(Directions)
Using the listing below, show all lines that hold the word "playset".

------ Data listing ------

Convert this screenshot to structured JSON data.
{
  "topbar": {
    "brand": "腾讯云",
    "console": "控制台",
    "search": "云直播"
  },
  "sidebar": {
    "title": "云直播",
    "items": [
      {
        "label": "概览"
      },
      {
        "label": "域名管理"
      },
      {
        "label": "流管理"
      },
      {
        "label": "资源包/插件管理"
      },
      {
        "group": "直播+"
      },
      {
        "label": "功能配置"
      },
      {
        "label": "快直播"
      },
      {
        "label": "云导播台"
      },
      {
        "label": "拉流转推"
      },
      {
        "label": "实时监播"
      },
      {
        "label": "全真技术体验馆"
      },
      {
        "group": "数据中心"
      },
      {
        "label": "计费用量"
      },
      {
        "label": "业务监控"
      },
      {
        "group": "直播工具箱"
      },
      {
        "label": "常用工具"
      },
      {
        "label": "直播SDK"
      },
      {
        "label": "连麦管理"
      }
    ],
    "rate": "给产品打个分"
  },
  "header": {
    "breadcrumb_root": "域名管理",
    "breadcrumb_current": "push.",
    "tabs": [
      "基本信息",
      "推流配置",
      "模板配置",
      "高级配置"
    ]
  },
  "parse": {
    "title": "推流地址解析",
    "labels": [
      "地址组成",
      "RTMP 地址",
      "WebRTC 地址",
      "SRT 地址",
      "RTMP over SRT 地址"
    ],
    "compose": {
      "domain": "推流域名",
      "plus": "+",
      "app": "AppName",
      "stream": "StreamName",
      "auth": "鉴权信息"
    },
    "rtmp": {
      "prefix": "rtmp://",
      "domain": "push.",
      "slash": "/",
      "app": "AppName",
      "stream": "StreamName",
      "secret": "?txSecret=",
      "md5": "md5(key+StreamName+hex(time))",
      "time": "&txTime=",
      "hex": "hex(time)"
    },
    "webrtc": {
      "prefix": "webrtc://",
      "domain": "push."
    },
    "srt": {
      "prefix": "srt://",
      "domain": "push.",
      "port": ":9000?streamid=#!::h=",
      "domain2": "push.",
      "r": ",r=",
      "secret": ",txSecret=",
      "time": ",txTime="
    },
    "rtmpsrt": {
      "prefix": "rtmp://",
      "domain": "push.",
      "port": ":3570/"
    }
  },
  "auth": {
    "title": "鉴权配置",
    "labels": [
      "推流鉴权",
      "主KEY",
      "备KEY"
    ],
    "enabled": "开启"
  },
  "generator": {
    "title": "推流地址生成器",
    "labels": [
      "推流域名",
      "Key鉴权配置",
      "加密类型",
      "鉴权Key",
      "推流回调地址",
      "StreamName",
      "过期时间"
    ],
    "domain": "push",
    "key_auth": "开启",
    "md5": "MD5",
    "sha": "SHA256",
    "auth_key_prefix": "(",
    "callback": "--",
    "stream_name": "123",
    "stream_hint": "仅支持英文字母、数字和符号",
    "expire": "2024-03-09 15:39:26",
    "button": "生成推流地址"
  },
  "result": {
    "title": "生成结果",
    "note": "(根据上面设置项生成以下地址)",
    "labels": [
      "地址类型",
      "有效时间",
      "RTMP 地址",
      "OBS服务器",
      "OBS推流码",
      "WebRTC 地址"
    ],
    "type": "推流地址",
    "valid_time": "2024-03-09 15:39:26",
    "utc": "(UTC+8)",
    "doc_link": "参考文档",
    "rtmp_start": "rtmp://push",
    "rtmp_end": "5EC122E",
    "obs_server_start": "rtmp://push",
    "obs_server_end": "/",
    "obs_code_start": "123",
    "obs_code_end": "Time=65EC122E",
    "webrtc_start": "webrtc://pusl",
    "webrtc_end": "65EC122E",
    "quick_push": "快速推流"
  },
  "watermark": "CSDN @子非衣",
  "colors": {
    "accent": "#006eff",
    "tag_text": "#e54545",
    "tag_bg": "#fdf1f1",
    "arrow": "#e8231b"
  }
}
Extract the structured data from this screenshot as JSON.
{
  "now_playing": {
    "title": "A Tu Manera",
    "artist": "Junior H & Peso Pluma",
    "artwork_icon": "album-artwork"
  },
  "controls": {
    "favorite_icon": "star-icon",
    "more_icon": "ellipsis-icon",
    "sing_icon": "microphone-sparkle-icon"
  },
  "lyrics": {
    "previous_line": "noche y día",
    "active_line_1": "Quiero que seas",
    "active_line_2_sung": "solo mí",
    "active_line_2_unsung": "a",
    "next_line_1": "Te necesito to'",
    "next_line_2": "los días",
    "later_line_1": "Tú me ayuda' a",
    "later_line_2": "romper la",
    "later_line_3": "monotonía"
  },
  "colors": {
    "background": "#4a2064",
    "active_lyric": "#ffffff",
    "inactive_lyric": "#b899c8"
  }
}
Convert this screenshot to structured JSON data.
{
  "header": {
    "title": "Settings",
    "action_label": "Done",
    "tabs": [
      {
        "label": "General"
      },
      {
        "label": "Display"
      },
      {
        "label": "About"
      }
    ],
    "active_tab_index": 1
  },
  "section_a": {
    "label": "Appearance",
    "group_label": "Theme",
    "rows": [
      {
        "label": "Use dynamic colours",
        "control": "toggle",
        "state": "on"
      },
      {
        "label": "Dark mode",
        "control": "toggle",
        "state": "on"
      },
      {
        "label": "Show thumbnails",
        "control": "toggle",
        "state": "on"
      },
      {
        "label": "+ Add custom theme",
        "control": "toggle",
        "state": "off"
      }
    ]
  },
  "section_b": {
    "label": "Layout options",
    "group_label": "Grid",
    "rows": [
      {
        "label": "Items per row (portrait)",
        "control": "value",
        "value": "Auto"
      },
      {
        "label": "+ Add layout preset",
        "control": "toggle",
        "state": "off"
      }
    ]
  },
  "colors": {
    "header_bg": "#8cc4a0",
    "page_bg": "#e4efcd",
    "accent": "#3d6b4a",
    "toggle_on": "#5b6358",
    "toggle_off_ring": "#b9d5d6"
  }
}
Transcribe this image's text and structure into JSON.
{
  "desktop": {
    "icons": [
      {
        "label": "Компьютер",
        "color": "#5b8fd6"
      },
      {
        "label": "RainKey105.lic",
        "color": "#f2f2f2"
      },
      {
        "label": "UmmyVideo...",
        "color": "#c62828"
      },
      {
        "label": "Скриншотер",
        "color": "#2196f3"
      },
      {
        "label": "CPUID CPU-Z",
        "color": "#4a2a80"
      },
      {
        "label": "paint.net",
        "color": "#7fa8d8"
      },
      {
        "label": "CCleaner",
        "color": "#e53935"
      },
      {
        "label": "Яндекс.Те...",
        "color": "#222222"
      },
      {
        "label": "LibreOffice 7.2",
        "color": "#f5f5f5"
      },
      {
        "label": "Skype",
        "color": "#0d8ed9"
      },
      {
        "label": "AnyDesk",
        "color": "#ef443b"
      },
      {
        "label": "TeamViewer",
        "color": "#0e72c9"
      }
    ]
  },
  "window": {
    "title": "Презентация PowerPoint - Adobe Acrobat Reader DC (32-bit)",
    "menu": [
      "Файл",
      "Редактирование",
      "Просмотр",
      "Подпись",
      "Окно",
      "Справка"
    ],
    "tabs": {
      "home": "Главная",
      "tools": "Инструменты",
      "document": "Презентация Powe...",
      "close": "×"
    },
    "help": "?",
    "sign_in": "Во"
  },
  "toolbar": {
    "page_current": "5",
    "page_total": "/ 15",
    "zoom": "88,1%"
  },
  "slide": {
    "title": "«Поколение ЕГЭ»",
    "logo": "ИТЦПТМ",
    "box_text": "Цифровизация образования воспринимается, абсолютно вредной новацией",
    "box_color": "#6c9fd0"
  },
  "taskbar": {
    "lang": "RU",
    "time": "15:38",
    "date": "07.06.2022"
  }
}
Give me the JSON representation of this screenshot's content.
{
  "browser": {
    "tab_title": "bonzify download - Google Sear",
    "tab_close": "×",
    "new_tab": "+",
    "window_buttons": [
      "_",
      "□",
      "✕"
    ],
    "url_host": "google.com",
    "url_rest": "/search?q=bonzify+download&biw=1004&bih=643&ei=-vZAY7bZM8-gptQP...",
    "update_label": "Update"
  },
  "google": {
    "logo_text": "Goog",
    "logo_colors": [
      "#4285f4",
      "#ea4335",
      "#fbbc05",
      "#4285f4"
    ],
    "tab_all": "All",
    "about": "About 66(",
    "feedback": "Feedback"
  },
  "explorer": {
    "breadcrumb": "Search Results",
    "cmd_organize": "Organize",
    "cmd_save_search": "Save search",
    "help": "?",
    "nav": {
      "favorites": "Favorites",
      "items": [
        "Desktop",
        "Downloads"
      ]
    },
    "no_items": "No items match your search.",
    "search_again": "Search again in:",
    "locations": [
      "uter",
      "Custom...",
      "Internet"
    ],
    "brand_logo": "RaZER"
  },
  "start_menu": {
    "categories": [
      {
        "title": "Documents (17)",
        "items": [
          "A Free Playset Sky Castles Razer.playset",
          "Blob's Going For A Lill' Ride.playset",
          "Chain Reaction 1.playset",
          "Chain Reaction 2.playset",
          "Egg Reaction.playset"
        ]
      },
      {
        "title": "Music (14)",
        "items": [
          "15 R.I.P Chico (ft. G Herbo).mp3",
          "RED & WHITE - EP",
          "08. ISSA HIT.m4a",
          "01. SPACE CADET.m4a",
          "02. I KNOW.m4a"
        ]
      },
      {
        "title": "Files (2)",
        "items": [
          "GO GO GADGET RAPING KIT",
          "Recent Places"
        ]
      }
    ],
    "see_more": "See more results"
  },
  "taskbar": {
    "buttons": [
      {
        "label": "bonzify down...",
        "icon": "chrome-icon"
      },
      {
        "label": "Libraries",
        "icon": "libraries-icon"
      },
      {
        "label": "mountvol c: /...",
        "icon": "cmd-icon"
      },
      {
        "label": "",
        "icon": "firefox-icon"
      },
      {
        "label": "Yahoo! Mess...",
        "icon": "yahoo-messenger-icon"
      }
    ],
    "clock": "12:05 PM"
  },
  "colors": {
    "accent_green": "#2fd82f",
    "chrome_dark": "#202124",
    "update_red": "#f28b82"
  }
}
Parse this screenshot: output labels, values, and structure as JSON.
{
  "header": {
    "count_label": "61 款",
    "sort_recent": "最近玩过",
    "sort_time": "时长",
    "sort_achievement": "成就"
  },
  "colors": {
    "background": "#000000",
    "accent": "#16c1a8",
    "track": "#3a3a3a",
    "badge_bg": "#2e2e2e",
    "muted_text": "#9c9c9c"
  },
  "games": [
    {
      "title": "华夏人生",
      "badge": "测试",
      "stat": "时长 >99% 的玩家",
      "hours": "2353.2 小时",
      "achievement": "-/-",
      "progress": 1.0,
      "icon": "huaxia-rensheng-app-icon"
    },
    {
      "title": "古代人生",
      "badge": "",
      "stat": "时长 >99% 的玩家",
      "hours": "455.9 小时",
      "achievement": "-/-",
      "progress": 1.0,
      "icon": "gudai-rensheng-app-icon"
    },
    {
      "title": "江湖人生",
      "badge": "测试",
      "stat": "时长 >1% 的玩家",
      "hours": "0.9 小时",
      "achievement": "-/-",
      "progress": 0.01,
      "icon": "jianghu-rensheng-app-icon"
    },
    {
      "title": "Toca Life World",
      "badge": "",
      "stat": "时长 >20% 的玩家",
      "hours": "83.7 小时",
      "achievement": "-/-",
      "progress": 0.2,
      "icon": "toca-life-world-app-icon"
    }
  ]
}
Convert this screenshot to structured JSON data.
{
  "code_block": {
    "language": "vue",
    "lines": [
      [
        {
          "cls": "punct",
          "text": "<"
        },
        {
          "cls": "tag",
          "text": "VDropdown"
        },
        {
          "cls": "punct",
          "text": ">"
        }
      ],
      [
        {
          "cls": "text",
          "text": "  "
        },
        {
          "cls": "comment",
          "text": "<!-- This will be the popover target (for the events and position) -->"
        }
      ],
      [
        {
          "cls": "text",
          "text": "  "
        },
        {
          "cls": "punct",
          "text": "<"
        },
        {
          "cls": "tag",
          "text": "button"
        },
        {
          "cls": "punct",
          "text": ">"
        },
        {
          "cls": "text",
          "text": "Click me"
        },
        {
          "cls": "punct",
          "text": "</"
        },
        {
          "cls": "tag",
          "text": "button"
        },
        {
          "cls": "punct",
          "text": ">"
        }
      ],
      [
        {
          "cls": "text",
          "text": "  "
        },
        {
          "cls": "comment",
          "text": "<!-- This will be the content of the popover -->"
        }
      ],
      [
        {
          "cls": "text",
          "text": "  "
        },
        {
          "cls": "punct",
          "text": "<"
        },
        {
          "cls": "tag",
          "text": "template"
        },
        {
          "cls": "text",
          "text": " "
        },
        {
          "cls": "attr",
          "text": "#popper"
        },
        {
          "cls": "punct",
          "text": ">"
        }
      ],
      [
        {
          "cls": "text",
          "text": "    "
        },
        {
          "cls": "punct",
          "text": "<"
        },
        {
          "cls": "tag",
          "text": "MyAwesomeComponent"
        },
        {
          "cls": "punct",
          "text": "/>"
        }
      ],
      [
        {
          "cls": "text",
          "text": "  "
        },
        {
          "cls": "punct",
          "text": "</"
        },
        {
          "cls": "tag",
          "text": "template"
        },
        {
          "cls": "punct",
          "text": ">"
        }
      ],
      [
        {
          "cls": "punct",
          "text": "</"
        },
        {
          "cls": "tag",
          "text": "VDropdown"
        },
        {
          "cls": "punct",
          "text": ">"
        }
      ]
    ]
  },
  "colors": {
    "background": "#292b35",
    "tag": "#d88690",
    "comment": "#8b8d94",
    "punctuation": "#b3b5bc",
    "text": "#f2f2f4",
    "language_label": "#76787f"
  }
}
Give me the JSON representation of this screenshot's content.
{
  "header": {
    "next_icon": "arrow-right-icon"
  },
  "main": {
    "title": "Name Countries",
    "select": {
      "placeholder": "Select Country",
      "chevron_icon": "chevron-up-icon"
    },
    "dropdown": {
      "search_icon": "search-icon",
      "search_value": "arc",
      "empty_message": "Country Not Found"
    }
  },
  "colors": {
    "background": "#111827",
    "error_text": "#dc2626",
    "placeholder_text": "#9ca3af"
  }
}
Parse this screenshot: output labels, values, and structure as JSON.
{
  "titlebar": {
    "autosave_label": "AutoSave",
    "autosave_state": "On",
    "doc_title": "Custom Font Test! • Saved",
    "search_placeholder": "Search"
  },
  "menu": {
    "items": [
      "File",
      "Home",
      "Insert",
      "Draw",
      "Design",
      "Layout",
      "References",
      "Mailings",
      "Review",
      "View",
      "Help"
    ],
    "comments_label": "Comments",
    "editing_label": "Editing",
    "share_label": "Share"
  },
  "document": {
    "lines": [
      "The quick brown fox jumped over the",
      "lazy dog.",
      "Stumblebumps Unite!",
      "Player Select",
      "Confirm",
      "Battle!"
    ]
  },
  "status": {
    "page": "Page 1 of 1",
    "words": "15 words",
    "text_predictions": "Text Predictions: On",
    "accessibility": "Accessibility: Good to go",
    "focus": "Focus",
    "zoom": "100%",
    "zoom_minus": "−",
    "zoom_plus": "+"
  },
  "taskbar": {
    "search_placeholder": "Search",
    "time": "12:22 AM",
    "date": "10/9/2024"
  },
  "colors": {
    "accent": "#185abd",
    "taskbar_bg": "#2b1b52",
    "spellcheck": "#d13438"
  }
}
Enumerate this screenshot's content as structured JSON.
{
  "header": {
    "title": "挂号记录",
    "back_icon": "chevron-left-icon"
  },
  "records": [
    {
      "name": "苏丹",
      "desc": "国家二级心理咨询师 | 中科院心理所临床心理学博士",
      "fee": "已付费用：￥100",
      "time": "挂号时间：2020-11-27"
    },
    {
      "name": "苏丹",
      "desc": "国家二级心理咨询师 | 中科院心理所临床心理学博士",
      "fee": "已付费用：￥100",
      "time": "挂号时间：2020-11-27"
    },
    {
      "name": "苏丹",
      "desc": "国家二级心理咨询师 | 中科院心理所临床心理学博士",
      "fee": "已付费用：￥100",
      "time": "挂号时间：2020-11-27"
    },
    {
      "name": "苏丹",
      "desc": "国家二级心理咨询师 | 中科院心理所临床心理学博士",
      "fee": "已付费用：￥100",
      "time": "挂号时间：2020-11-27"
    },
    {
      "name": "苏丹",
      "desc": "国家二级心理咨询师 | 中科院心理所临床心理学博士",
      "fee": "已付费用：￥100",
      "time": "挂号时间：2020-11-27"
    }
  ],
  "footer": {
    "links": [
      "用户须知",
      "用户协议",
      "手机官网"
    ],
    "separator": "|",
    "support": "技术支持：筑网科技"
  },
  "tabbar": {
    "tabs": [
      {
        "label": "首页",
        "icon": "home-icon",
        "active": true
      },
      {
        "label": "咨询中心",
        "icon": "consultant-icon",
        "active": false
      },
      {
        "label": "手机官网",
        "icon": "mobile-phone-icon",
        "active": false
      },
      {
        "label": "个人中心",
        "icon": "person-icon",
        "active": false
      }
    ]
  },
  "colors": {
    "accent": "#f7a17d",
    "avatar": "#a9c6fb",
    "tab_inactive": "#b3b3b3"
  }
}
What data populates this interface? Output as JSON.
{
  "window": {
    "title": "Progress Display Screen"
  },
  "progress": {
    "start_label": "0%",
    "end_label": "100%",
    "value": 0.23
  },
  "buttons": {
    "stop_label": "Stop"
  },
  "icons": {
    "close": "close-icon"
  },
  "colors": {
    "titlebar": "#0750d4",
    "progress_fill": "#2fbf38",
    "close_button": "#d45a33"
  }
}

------

(Answer)
          "A Free Playset Sky Castles Razer.playset",
          "Blob's Going For A Lill' Ride.playset",
          "Chain Reaction 1.playset",
          "Chain Reaction 2.playset",
          "Egg Reaction.playset"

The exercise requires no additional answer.